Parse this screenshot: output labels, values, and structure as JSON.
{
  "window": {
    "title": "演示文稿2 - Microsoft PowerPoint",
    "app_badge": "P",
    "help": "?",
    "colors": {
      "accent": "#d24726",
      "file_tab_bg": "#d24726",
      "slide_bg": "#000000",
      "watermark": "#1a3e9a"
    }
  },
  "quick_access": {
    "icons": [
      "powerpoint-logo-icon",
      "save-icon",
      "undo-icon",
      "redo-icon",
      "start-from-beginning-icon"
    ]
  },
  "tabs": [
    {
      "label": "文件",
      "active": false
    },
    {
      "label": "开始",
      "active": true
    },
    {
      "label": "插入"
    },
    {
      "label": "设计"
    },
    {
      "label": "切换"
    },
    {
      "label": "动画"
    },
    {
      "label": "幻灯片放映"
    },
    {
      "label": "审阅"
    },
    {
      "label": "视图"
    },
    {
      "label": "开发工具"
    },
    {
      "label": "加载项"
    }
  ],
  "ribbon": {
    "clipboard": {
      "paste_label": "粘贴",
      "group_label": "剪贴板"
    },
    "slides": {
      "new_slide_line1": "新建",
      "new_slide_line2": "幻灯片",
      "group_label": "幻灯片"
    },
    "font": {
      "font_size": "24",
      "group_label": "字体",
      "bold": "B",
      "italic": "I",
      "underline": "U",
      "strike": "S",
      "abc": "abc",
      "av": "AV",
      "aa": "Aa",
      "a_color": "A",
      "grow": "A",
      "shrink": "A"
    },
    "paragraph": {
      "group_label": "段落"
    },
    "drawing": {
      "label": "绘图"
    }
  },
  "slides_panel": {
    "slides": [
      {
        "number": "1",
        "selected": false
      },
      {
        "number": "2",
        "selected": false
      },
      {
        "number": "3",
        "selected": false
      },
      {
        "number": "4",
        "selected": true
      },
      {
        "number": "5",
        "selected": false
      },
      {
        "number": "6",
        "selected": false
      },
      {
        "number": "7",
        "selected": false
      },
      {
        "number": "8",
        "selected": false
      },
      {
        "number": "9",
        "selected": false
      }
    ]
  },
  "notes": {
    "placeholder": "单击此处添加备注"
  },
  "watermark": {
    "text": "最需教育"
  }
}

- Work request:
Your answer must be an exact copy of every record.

- Answer section:
Parse this screenshot: output labels, values, and structure as JSON.
{
  "window": {
    "title": "演示文稿2 - Microsoft PowerPoint",
    "app_badge": "P",
    "help": "?",
    "colors": {
      "accent": "#d24726",
      "file_tab_bg": "#d24726",
      "slide_bg": "#000000",
      "watermark": "#1a3e9a"
    }
  },
  "quick_access": {
    "icons": [
      "powerpoint-logo-icon",
      "save-icon",
      "undo-icon",
      "redo-icon",
      "start-from-beginning-icon"
    ]
  },
  "tabs": [
    {
      "label": "文件",
      "active": false
    },
    {
      "label": "开始",
      "active": true
    },
    {
      "label": "插入"
    },
    {
      "label": "设计"
    },
    {
      "label": "切换"
    },
    {
      "label": "动画"
    },
    {
      "label": "幻灯片放映"
    },
    {
      "label": "审阅"
    },
    {
      "label": "视图"
    },
    {
      "label": "开发工具"
    },
    {
      "label": "加载项"
    }
  ],
  "ribbon": {
    "clipboard": {
      "paste_label": "粘贴",
      "group_label": "剪贴板"
    },
    "slides": {
      "new_slide_line1": "新建",
      "new_slide_line2": "幻灯片",
      "group_label": "幻灯片"
    },
    "font": {
      "font_size": "24",
      "group_label": "字体",
      "bold": "B",
      "italic": "I",
      "underline": "U",
      "strike": "S",
      "abc": "abc",
      "av": "AV",
      "aa": "Aa",
      "a_color": "A",
      "grow": "A",
      "shrink": "A"
    },
    "paragraph": {
      "group_label": "段落"
    },
    "drawing": {
      "label": "绘图"
    }
  },
  "slides_panel": {
    "slides": [
      {
        "number": "1",
        "selected": false
      },
      {
        "number": "2",
        "selected": false
      },
      {
        "number": "3",
        "selected": false
      },
      {
        "number": "4",
        "selected": true
      },
      {
        "number": "5",
        "selected": false
      },
      {
        "number": "6",
        "selected": false
      },
      {
        "number": "7",
        "selected": false
      },
      {
        "number": "8",
        "selected": false
      },
      {
        "number": "9",
        "selected": false
      }
    ]
  },
  "notes": {
    "placeholder": "单击此处添加备注"
  },
  "watermark": {
    "text": "最需教育"
  }
}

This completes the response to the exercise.